Thailand’s First ICO … But The Next Will Have To Wait

Thailand’s First ICO … But The Next Will Have To Wait

Cryptocurrency enthusiasts in Thailand have mixed feelings today as their first homegrown initial coin offering, JFin coin, is enjoying a successful pre-sale but, at the same time regulators, have put the brakes on any further ICOs.

While JFin have already achieved over 80% of hard cap in pre-sale, which was originally due to last until the end of the month, the central bank of Thailand has now requested all financial organisations to cease facilitating cryptocurrency transactions.

Authorities Seeking to Buy Time

As a result, banks have been asked not to sell or invest in cryptocurrencies, make exchange transactions or create platforms for trade. The withdrawal of services includes not providing loans to customers who intend to purchase digital currencies or tokens.

Stopping short of a ban, the central bank’s request is undoubtedly intended to slow the uptake of blockchain assets in the country.

As Thailand’s Finance Minister, Apisak Tantivorawong, acknowledged, although regulators cannot stop the use of virtual currencies they will seek to “… coherently regulate them in the near future.”

To narrow that timeframe, he went on to state that  “… a regulatory framework to govern digital currencies will become clearer within a month.”

Although not referring to JFin or ICOs directly, any further coin sales will likely have to wait for those regulations to be confirmed before being allowed to proceed.

JFin is a decentralised peer to peer lending system and comes under the umbrella of companies run by Jay Mart PCL who are listed on Thailand’s Stock Exchange.

According to a report in the Bangkok Post, Jay Mart chief executive Adisak Sukhumvitaya said after a meeting on Tuesday with the central bank, “The central bank did not impede our ICO plan.” 

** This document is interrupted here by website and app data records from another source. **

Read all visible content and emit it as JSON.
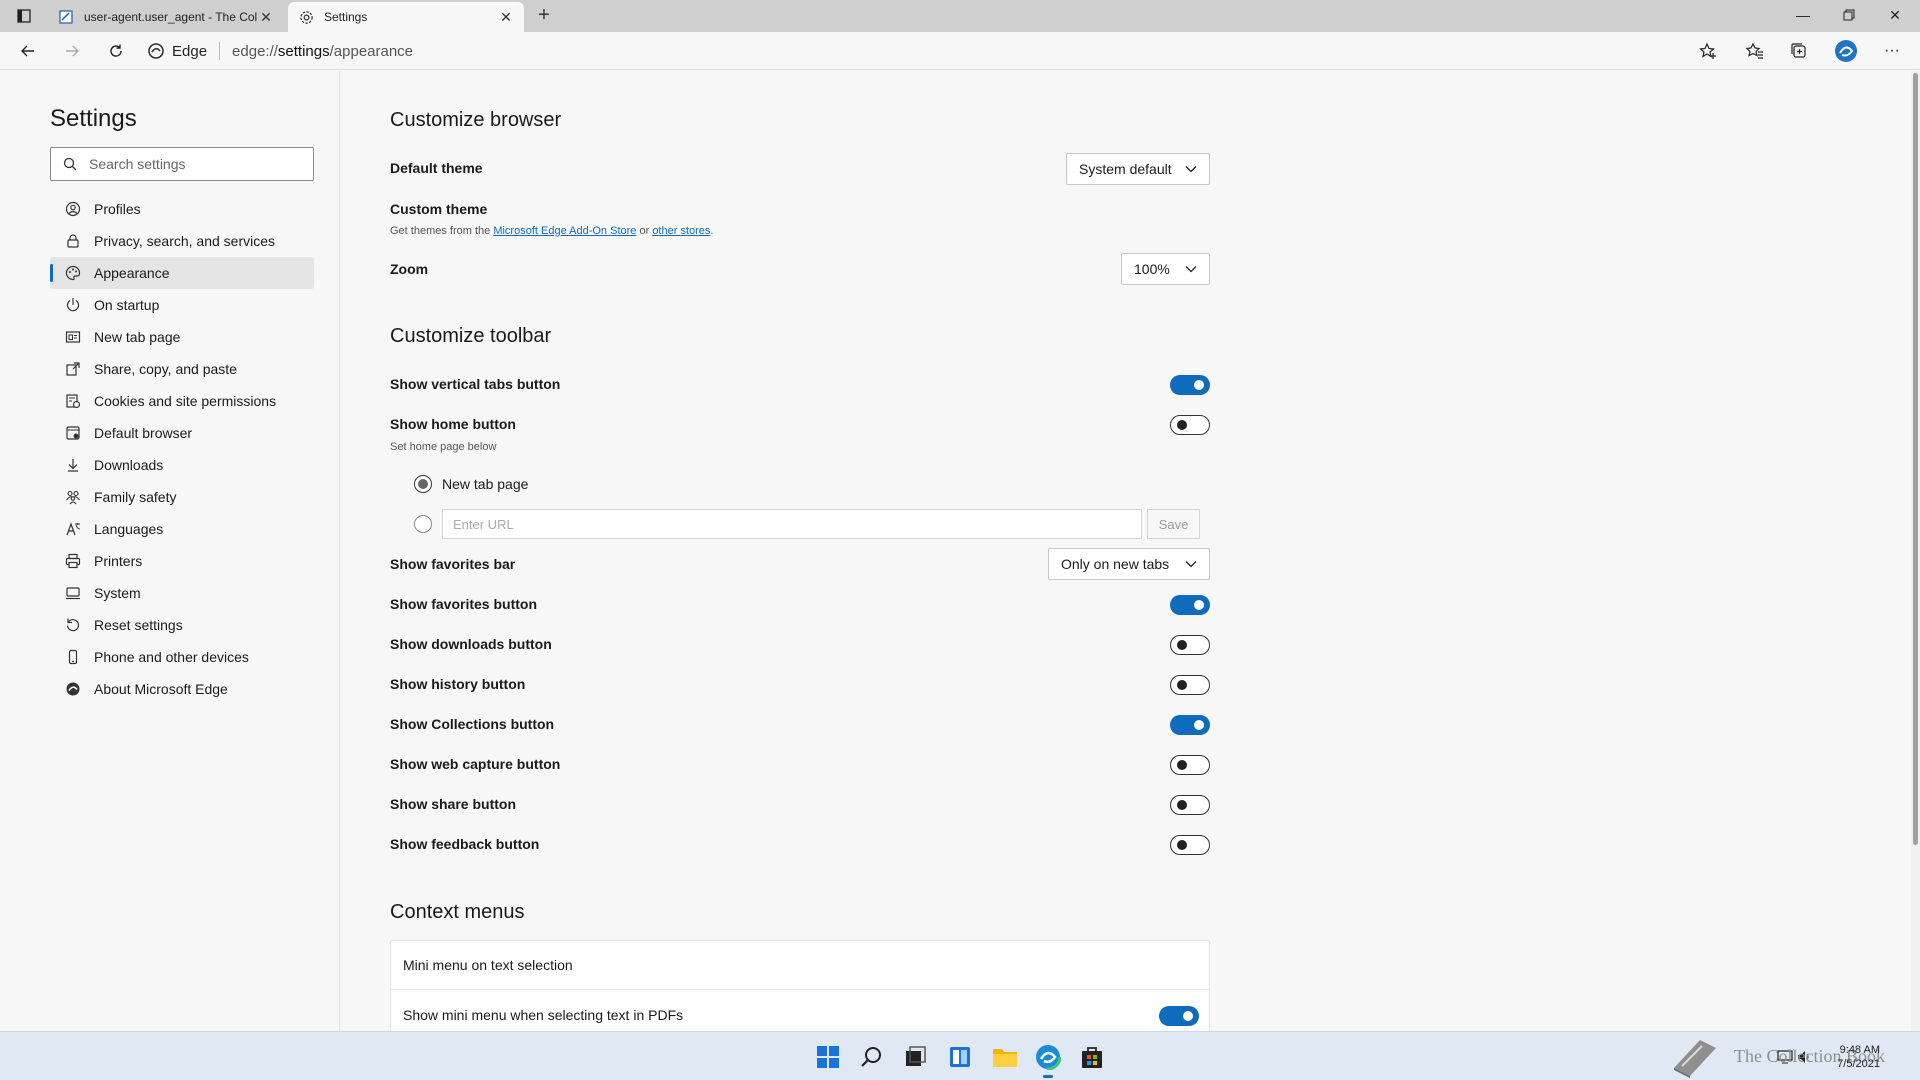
{
  "browser": {
    "tabs": [
      {
        "title": "user-agent.user_agent - The Coll",
        "active": false
      },
      {
        "title": "Settings",
        "active": true
      }
    ],
    "address": {
      "brand": "Edge",
      "url_prefix": "edge://",
      "url_main": "settings",
      "url_suffix": "/appearance"
    }
  },
  "sidebar": {
    "title": "Settings",
    "search_placeholder": "Search settings",
    "items": [
      {
        "label": "Profiles",
        "icon": "profile-icon"
      },
      {
        "label": "Privacy, search, and services",
        "icon": "lock-icon"
      },
      {
        "label": "Appearance",
        "icon": "palette-icon",
        "active": true
      },
      {
        "label": "On startup",
        "icon": "power-icon"
      },
      {
        "label": "New tab page",
        "icon": "newtab-icon"
      },
      {
        "label": "Share, copy, and paste",
        "icon": "share-icon"
      },
      {
        "label": "Cookies and site permissions",
        "icon": "cookie-icon"
      },
      {
        "label": "Default browser",
        "icon": "browser-icon"
      },
      {
        "label": "Downloads",
        "icon": "download-icon"
      },
      {
        "label": "Family safety",
        "icon": "family-icon"
      },
      {
        "label": "Languages",
        "icon": "language-icon"
      },
      {
        "label": "Printers",
        "icon": "printer-icon"
      },
      {
        "label": "System",
        "icon": "system-icon"
      },
      {
        "label": "Reset settings",
        "icon": "reset-icon"
      },
      {
        "label": "Phone and other devices",
        "icon": "phone-icon"
      },
      {
        "label": "About Microsoft Edge",
        "icon": "edge-icon"
      }
    ]
  },
  "main": {
    "customize_browser": {
      "title": "Customize browser",
      "default_theme_label": "Default theme",
      "default_theme_value": "System default",
      "custom_theme_label": "Custom theme",
      "custom_theme_sub_prefix": "Get themes from the ",
      "custom_theme_link1": "Microsoft Edge Add-On Store",
      "custom_theme_sub_mid": " or ",
      "custom_theme_link2": "other stores",
      "custom_theme_sub_suffix": ".",
      "zoom_label": "Zoom",
      "zoom_value": "100%"
    },
    "customize_toolbar": {
      "title": "Customize toolbar",
      "vertical_tabs": {
        "label": "Show vertical tabs button",
        "on": true
      },
      "home": {
        "label": "Show home button",
        "on": false,
        "sub": "Set home page below"
      },
      "home_radio_newtab": "New tab page",
      "home_url_placeholder": "Enter URL",
      "home_save": "Save",
      "favorites_bar": {
        "label": "Show favorites bar",
        "value": "Only on new tabs"
      },
      "favorites_button": {
        "label": "Show favorites button",
        "on": true
      },
      "downloads_button": {
        "label": "Show downloads button",
        "on": false
      },
      "history_button": {
        "label": "Show history button",
        "on": false
      },
      "collections_button": {
        "label": "Show Collections button",
        "on": true
      },
      "web_capture_button": {
        "label": "Show web capture button",
        "on": false
      },
      "share_button": {
        "label": "Show share button",
        "on": false
      },
      "feedback_button": {
        "label": "Show feedback button",
        "on": false
      }
    },
    "context_menus": {
      "title": "Context menus",
      "mini_menu_label": "Mini menu on text selection",
      "mini_menu_pdf": {
        "label": "Show mini menu when selecting text in PDFs",
        "on": true
      }
    }
  },
  "taskbar": {
    "watermark": "The Collection Book",
    "time": "9:48 AM",
    "date": "7/5/2021"
  },
  "colors": {
    "accent": "#0f6cbd",
    "taskbar": "#dfe8f3"
  }
}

Purchases of the utility token can only be made in Thai Baht through the TDAX platform.